Your objective: Output exactly the lines that run from the line with "Serialize everything readable" to the end of the material, both ends included, and no other lines.

Stored data:
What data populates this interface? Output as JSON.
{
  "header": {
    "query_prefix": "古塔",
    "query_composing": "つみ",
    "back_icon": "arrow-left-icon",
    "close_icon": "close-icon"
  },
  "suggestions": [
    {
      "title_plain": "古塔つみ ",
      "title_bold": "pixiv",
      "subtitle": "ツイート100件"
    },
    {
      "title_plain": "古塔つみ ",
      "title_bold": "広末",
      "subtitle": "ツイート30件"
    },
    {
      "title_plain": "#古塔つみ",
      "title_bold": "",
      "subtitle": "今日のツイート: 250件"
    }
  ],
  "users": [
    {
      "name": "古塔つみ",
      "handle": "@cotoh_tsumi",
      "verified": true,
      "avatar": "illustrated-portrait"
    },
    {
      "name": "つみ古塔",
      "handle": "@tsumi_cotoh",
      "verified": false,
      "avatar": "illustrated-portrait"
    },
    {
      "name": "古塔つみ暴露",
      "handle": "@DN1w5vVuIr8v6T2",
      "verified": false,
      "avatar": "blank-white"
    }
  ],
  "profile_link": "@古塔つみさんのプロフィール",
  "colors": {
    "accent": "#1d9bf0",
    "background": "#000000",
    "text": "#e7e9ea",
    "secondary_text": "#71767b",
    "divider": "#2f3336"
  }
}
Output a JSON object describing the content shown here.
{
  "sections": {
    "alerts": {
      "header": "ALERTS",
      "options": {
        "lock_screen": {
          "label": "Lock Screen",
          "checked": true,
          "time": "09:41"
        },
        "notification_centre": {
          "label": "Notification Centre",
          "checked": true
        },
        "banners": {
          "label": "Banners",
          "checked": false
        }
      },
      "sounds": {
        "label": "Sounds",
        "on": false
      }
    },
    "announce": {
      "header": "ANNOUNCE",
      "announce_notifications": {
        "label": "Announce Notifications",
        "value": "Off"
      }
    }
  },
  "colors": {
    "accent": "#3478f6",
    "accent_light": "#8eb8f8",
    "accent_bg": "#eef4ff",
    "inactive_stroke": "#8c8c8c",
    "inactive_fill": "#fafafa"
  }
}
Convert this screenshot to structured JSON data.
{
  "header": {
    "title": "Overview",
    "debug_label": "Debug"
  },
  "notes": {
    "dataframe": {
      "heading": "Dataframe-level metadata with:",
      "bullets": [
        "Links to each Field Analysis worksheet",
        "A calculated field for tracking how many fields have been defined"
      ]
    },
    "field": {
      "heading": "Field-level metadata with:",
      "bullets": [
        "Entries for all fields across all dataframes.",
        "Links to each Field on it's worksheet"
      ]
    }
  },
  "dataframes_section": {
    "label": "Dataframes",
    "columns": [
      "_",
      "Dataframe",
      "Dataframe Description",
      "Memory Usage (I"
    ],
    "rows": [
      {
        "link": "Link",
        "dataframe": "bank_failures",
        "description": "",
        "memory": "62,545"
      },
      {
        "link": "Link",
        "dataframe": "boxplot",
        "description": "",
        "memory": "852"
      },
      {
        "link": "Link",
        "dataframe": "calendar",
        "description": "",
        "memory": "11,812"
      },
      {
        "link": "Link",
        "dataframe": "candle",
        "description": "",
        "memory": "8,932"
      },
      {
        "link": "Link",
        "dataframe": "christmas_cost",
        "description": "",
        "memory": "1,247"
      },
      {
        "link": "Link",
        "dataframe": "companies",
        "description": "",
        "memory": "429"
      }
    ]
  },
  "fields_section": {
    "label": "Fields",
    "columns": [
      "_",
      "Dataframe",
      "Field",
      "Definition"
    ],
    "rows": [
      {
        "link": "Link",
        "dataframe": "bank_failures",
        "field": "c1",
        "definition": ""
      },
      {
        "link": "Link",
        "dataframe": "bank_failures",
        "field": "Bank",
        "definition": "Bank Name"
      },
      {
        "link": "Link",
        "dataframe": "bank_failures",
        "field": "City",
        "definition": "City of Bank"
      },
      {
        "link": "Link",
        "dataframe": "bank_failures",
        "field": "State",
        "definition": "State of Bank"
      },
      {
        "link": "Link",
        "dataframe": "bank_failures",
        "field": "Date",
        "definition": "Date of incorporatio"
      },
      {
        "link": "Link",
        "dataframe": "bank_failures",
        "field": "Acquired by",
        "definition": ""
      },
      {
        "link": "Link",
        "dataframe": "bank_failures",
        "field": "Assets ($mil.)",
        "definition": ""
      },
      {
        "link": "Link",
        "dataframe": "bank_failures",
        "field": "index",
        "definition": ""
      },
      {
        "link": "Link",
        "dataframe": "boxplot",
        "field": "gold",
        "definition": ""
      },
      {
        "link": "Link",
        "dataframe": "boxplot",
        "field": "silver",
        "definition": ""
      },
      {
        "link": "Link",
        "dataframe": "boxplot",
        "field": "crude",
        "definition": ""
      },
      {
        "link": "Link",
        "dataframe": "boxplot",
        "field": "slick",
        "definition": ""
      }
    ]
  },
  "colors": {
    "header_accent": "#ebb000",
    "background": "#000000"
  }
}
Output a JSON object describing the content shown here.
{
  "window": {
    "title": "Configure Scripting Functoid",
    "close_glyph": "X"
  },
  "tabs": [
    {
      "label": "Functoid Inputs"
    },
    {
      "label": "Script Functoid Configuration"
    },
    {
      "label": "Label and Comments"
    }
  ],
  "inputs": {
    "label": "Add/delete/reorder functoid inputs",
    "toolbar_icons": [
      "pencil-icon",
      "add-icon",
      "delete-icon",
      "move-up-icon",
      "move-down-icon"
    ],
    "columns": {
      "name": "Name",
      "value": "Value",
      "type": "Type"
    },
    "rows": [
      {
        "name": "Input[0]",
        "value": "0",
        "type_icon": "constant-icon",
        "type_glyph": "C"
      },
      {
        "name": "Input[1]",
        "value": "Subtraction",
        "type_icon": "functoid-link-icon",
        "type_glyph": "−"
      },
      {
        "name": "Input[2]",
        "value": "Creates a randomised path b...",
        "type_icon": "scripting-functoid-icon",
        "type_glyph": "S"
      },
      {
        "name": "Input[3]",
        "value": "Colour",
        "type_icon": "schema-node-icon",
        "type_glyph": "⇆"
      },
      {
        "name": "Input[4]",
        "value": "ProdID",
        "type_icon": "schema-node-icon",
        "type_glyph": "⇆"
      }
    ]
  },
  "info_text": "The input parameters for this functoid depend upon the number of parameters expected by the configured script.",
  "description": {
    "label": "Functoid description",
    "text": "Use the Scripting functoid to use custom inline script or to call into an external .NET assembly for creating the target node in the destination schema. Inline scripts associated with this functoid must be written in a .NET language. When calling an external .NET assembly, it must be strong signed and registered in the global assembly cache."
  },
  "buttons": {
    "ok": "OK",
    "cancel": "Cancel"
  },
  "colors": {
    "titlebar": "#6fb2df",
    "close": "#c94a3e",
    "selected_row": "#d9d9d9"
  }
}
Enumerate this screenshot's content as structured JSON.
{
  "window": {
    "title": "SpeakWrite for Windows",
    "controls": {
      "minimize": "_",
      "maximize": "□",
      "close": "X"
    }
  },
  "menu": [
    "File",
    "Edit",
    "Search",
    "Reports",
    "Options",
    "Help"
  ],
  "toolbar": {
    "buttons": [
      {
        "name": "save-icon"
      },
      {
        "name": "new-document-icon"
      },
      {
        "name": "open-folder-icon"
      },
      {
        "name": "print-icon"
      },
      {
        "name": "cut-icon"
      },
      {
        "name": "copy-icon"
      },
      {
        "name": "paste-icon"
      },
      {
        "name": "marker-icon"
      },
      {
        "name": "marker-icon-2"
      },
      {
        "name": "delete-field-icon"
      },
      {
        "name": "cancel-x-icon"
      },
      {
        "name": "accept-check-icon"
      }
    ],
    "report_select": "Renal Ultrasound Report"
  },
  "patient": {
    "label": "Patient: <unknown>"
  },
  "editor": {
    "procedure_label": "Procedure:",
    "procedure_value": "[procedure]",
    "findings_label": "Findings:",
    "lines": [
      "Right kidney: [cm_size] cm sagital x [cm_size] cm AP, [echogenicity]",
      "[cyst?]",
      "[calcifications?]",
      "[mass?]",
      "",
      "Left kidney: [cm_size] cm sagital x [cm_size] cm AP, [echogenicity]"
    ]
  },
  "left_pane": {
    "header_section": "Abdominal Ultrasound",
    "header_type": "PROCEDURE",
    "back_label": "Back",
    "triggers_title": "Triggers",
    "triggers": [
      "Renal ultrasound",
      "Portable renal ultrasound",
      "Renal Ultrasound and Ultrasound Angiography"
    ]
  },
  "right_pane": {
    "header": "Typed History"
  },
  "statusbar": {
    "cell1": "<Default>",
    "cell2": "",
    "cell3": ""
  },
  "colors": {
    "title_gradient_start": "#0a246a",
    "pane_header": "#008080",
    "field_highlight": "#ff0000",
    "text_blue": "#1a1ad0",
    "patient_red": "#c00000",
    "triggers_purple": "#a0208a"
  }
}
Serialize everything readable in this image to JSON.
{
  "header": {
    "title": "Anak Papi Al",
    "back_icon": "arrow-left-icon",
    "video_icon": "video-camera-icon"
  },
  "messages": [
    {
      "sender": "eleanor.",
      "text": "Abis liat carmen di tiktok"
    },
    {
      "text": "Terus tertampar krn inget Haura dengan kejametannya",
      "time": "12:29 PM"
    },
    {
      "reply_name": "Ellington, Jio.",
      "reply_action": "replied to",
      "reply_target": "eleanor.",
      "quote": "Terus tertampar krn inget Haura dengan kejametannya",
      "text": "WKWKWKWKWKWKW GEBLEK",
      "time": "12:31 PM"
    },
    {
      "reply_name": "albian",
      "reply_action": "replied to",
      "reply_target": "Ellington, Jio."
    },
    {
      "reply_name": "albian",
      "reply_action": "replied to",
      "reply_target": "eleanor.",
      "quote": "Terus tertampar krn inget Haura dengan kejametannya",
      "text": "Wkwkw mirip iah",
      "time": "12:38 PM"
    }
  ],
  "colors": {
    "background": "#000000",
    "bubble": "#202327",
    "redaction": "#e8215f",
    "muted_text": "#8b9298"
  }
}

Response:
Serialize everything readable in this image to JSON.
{
  "header": {
    "title": "Anak Papi Al",
    "back_icon": "arrow-left-icon",
    "video_icon": "video-camera-icon"
  },
  "messages": [
    {
      "sender": "eleanor.",
      "text": "Abis liat carmen di tiktok"
    },
    {
      "text": "Terus tertampar krn inget Haura dengan kejametannya",
      "time": "12:29 PM"
    },
    {
      "reply_name": "Ellington, Jio.",
      "reply_action": "replied to",
      "reply_target": "eleanor.",
      "quote": "Terus tertampar krn inget Haura dengan kejametannya",
      "text": "WKWKWKWKWKWKW GEBLEK",
      "time": "12:31 PM"
    },
    {
      "reply_name": "albian",
      "reply_action": "replied to",
      "reply_target": "Ellington, Jio."
    },
    {
      "reply_name": "albian",
      "reply_action": "replied to",
      "reply_target": "eleanor.",
      "quote": "Terus tertampar krn inget Haura dengan kejametannya",
      "text": "Wkwkw mirip iah",
      "time": "12:38 PM"
    }
  ],
  "colors": {
    "background": "#000000",
    "bubble": "#202327",
    "redaction": "#e8215f",
    "muted_text": "#8b9298"
  }
}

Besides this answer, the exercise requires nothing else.